Le Melle’s business degree was initially a fallback for a performing arts minor, but she quickly learned that “economics is my jam,” she said.
After college, Le Melle started focusing on multidisciplinary organizations and working with some of the best curators in New York during the ’90s. As she gained experience in advocacy for the arts and public funding, the city-led discussions about economic and business development expanded to the arts.
“All of the people doing city planning spoke a specific language, but there weren’t enough people in the field who were truly arts supporters who could speak that same language,” she said. “I went to Columbia and got a degree in public policy to advocate for the arts as an industry that is right for the same development and support that restaurants were getting – we are small businesses in our own right.”
Following an international director search that took about 10 months, Le Melle was chosen as the new executive director in January. While she has allotted the next year to observe the organization in action, she has implemented regular “What If” lunch meetings – opportunities to dream, brainstorm, discuss new initiatives and assess the current mission of Artpace and its value to San Antonio.
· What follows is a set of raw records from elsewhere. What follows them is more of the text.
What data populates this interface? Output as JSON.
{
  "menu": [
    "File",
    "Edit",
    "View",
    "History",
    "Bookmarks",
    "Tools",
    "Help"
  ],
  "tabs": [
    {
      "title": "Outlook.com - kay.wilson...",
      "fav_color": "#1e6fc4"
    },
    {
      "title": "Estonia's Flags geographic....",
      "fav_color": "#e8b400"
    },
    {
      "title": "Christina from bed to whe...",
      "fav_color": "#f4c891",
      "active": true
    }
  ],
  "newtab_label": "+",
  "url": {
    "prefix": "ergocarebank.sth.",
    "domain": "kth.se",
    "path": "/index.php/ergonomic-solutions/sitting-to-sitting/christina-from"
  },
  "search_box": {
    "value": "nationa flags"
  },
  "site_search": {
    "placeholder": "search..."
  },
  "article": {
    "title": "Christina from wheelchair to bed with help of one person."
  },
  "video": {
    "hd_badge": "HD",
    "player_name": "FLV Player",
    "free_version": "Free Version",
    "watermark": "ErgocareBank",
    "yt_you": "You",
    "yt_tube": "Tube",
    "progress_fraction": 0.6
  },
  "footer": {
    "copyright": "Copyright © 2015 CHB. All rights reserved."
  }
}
What’s next for Artpace in Le Melle’s eyes is a focus on the organization’s transparency. She believes that too many people have too much misinformation about what Artpace is and what it can do. To be all-inclusive, increased accessibility and honest communication are essential. Le Melle emphasized openness as well as diverse, collaborative offerings of arts experiences as top priorities moving forward.
“It is how every discipline survives – there is a diversity and a continuum that leads to cross pollination,” she said. “In Boston, we held salons, talks and gallery showings that included visual artists, writers, musicians and theatre people of all backgrounds. It created an appreciation between the genres and artists. Those conversations started to mold how they saw their work and began to change how we presented it.”
To its core, Artpace is a visual arts organization, but Le Melle hopes to incorporate other cross-disciplinary projects into the repertoire. She noted that older generations and art purists tend to think that genres are mutually exclusive, but the best artists of today aren’t working in a vacuum.
Taylor Bates, Artpace’s director of programs and exhibitions, said Le Melle brings and exciting fresh perspective to the table.
“She is exactly what Artpace needs right now,” Bates said. “We are in our 21st (year) – a great time to acknowledge our history and evaluate what to do moving forward. We have been doing things a certain way for 20 years, and having a non-San Antonian in the executive director role means that she has no preconceived nostalgic notions about the art community.”
Top image: Executive Director of Artpace Veronique Le Melle speaks at SA2020’s Diversity and Inclusion in the Arts discussion in March 2016. Photo by Kathryn Boyd-Batstone.